* **YOUR ASSIGNMENT**:
A single figure is wanted: the count of lines below containing the string "details".

* **INPUT RECORDS**:
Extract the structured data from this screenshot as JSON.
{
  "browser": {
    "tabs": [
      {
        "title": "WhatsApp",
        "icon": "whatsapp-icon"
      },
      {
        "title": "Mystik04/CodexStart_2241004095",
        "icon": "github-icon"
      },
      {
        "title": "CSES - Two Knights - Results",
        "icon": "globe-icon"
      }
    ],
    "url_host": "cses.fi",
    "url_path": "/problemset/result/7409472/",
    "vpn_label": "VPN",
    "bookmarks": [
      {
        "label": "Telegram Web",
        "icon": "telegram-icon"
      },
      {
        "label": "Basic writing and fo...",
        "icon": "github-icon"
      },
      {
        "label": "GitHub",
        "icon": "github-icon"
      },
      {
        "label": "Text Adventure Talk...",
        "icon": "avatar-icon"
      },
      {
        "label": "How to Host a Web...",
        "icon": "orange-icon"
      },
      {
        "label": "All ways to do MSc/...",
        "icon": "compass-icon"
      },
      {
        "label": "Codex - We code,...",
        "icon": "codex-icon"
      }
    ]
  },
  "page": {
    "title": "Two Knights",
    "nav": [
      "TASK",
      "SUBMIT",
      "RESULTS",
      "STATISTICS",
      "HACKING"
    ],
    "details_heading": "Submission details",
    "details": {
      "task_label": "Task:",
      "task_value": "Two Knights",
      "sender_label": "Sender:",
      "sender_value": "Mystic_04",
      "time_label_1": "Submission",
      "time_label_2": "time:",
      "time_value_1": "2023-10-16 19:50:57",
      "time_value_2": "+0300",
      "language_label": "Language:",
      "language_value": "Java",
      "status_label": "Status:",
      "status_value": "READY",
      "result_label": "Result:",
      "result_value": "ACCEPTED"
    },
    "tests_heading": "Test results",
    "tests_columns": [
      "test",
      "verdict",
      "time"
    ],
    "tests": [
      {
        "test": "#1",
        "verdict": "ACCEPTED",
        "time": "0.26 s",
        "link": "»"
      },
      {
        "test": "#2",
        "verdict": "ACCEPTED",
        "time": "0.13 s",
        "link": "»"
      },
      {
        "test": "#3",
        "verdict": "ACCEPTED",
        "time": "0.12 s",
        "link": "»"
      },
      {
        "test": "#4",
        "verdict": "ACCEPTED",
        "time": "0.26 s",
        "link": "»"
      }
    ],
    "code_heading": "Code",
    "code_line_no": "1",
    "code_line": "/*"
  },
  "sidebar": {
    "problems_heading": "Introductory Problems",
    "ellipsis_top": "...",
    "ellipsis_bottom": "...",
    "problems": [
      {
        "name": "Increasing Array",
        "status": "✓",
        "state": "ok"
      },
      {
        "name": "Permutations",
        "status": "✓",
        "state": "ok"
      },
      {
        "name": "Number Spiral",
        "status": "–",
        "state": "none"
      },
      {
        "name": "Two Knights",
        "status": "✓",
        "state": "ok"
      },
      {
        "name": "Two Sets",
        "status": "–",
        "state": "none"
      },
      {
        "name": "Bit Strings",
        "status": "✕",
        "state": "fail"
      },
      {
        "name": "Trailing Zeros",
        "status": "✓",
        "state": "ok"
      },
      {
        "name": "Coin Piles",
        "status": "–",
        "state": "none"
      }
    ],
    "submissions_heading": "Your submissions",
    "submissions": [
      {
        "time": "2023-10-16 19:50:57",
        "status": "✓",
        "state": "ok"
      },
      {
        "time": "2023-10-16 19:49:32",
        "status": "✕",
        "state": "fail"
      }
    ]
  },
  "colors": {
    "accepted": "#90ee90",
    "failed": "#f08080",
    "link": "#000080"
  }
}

* **RESPONSE FOR THIS EXERCISE**:
2